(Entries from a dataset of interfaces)
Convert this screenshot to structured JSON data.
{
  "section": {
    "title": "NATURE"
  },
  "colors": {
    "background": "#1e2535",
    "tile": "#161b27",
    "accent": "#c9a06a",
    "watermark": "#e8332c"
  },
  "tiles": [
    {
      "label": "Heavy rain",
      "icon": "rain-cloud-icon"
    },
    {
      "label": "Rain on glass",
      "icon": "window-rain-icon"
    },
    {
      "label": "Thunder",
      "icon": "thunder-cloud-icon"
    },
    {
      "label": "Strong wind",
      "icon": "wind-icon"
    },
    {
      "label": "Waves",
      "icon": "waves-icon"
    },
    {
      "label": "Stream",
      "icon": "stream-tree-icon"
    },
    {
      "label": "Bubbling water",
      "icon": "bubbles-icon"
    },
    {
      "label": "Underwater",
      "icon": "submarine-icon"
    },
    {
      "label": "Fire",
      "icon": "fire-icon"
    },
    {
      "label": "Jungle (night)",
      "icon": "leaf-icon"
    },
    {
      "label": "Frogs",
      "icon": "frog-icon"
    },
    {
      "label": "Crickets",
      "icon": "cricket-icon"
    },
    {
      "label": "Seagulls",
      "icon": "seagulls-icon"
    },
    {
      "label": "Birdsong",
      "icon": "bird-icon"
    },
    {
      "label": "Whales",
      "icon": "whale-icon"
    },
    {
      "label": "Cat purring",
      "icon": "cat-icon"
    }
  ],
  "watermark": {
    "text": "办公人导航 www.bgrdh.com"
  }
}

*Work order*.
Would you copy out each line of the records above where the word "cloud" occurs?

*Solution to the exercise*.
      "icon": "rain-cloud-icon"
      "icon": "thunder-cloud-icon"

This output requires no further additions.